There is a $125 application fee. Applicants who need assistance with the application fee are encouraged to apply for a fee waiver. Preference is given to low-income, first-generation, and underrepresented minority students who are U.S. citizens or permanent residents.

The Application Deadline: Wednesday, December 1, 2021 (11:59:59 pm PST).

  • Complete the Biomedical Physics PhD application online. Note that only one Stanford PhD application per academic year is allowed, and that Biosciences, Bioengineering, and Electrical Engineering are not part of the Biomedical Physics Program.
  • Submit scanned (unofficial) transcripts as part of the Biomedical Physics application.
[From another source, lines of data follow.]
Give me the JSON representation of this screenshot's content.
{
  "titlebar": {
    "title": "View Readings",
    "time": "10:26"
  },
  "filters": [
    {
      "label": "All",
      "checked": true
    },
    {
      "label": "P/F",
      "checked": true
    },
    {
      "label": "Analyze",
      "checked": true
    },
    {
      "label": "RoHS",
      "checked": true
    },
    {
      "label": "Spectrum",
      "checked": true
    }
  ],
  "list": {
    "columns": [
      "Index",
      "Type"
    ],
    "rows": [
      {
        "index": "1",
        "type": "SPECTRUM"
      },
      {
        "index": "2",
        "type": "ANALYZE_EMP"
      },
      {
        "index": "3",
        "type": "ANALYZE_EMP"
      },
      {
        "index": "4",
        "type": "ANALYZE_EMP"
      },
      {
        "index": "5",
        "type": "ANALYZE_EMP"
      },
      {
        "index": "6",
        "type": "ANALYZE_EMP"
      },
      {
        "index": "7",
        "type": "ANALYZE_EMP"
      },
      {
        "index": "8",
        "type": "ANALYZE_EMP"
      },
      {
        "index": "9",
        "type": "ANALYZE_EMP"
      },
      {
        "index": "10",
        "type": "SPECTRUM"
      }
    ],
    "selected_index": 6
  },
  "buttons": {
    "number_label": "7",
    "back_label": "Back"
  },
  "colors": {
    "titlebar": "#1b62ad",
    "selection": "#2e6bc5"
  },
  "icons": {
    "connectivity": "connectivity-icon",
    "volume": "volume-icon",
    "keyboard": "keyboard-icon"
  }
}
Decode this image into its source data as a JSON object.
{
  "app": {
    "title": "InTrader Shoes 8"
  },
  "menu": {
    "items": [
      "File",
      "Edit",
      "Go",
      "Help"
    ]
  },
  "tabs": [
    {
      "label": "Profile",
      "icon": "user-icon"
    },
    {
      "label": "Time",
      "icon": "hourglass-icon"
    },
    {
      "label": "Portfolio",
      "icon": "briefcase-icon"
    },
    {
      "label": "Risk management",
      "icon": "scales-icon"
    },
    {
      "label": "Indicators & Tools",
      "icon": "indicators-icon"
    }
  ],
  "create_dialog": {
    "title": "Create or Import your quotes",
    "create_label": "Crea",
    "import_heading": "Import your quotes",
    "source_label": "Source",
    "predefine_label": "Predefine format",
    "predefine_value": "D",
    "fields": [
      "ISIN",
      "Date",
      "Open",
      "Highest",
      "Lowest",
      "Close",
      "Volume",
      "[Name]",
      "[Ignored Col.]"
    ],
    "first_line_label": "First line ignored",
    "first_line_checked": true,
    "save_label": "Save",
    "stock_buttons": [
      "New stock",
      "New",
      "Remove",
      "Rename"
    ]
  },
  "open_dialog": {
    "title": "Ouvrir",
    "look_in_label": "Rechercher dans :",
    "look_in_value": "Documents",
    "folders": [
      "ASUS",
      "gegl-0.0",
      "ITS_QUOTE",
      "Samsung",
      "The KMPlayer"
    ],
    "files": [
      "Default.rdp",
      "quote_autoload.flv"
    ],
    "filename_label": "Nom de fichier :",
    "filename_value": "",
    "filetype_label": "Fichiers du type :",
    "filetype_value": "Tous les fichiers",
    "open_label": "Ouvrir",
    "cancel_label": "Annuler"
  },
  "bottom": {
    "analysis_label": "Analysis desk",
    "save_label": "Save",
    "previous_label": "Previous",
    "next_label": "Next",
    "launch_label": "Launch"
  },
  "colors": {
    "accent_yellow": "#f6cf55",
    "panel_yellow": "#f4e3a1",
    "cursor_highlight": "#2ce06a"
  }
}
Graduate Admissions only requires admitted applicants who accept the offer of admission to submit official transcripts that shows their degree conferral. Please do not send or have sent any official transcripts to us at this time.
  • See our page about the Personal Statement.
  • Please include an up-to-date version of your CV.
  • The GRE General Test score is not required and will not be considered if submitted. We do not require any GRE Subject Test scores.
  • Application materials, including letters of recommendation, should be received by the deadline. We do review all applications, including incomplete ones.
  • For materials that are mailed, please use our Contact Address.
  • Please do NOT upload supporting materials, such as published papers, unpublished manuscripts, BS or MS theses, writing samples, posters, or class projects, with your application.
  • Check the status of your application can be tracked through the Biomedical Physics status webpage. Interview invitations go out in early January, and interviews are in late February or early March. Offers of admission are made on a rolling basis starting in March. Finals decisions from admitted candidates are due by April 15.
  • The selection of PhD students admitted to BMP is based on an individualized, holistic review of each application, including the applicant’s academic record, the letters of recommendation, the statement of purpose, personal qualities and characteristics, and past accomplishments.
  • Deferral of admission: BMP generally does not allow deferral of admission to the PhD program, and it is better for you to apply when you are ready to begin your graduate study following the normal timeline. However, sometimes one's circumstances change; please contact us if that happens to you.

 

Frequently Asked Questions

It is highly recommended that you review our Frequently Asked Questions page.